===== Data for review =====
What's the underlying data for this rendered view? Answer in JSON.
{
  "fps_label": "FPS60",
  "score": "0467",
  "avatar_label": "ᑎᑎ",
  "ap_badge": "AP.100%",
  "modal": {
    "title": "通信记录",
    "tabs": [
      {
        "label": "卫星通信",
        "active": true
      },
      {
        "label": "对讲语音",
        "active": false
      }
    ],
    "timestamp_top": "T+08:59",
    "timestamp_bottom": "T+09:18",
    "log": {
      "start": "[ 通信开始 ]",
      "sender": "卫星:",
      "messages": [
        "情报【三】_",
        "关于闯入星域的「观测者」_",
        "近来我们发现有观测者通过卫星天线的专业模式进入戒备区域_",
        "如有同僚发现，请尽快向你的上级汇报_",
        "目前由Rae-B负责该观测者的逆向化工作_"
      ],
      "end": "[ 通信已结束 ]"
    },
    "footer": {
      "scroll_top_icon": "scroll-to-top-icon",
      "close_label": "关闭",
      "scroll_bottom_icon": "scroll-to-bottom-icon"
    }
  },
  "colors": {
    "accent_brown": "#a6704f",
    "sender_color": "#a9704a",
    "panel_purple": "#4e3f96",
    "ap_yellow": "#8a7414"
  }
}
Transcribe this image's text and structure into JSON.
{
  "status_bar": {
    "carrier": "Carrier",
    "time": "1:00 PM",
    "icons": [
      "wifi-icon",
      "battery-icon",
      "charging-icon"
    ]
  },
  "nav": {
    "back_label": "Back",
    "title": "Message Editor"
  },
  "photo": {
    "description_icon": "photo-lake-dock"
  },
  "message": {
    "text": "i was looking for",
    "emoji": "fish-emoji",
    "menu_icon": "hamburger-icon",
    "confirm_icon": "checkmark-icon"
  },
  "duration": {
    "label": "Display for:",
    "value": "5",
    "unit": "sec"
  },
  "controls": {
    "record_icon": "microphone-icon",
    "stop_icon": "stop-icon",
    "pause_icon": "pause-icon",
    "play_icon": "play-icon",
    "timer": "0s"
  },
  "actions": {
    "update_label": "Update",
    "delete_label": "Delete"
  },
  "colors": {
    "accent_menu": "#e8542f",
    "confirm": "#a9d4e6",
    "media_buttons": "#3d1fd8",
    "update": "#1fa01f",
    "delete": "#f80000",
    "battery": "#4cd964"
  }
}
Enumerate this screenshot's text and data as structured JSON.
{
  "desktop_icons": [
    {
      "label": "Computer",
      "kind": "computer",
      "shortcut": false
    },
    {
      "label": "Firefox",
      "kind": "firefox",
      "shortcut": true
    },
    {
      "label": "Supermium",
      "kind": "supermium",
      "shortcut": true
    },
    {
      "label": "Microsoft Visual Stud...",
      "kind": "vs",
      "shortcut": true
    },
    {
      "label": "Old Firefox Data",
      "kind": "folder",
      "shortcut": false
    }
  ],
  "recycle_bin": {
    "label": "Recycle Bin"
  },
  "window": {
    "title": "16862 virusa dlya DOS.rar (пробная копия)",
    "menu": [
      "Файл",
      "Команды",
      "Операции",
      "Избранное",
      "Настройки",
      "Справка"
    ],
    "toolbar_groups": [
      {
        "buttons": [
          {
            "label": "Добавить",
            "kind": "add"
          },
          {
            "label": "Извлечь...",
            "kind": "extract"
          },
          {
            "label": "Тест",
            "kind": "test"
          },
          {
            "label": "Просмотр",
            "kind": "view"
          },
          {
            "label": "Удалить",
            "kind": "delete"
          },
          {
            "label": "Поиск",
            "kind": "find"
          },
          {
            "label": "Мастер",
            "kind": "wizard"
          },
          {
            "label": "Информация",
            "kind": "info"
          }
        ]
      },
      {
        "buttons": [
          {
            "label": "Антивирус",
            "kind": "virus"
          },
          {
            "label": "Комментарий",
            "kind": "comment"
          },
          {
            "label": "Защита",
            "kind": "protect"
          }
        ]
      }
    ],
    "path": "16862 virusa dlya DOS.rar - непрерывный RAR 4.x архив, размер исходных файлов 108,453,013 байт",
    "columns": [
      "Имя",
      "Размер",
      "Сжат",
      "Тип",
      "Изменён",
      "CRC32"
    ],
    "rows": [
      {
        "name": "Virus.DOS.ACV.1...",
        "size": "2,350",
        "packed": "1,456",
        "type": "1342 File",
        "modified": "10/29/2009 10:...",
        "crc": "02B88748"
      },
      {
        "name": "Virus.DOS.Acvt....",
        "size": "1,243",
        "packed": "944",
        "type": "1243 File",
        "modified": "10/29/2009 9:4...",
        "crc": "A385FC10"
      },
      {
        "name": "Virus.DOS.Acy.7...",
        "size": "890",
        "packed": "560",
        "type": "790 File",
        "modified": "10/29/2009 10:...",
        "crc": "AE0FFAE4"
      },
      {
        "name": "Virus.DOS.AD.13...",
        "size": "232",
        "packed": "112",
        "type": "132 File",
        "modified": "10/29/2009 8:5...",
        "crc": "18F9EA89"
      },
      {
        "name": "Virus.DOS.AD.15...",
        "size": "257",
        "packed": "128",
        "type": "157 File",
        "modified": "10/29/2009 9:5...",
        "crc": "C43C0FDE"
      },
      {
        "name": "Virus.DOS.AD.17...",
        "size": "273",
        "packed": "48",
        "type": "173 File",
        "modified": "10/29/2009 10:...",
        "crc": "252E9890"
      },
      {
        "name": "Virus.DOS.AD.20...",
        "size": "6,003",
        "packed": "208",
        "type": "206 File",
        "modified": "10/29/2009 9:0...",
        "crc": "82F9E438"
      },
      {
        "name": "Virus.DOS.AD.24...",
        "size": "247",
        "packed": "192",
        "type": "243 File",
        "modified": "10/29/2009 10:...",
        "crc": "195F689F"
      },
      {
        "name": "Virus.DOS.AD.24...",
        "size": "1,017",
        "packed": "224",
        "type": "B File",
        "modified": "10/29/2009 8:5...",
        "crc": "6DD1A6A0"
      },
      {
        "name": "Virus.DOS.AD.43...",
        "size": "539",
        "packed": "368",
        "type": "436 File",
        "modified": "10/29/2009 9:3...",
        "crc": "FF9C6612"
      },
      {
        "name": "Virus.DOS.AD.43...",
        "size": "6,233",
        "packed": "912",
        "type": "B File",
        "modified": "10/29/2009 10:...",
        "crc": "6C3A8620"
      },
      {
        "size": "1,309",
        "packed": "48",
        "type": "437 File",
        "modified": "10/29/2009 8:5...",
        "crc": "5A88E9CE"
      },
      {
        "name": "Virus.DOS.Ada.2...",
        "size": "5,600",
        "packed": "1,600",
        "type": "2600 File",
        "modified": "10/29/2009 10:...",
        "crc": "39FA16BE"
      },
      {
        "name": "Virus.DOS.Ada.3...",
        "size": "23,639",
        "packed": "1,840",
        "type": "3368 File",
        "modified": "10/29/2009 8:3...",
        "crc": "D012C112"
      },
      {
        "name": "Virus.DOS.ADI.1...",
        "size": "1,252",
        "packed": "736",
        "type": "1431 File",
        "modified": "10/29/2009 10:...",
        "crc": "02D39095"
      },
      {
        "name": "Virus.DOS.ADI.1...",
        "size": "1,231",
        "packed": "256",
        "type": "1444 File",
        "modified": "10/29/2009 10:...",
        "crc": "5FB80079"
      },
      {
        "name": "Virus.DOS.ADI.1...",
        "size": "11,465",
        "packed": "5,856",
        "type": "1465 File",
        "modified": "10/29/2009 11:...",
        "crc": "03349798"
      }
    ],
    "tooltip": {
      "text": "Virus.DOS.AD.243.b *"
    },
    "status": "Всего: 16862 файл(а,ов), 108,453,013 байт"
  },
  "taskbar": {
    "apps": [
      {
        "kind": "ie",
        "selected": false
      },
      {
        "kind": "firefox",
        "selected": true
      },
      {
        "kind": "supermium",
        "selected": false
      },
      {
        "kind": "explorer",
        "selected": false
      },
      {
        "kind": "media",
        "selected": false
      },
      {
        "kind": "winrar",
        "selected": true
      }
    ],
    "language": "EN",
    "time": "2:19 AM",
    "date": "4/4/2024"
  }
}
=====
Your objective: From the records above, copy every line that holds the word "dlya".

The completed task:
    "title": "16862 virusa dlya DOS.rar (пробная копия)",
    "path": "16862 virusa dlya DOS.rar - непрерывный RAR 4.x архив, размер исходных файлов 108,453,013 байт",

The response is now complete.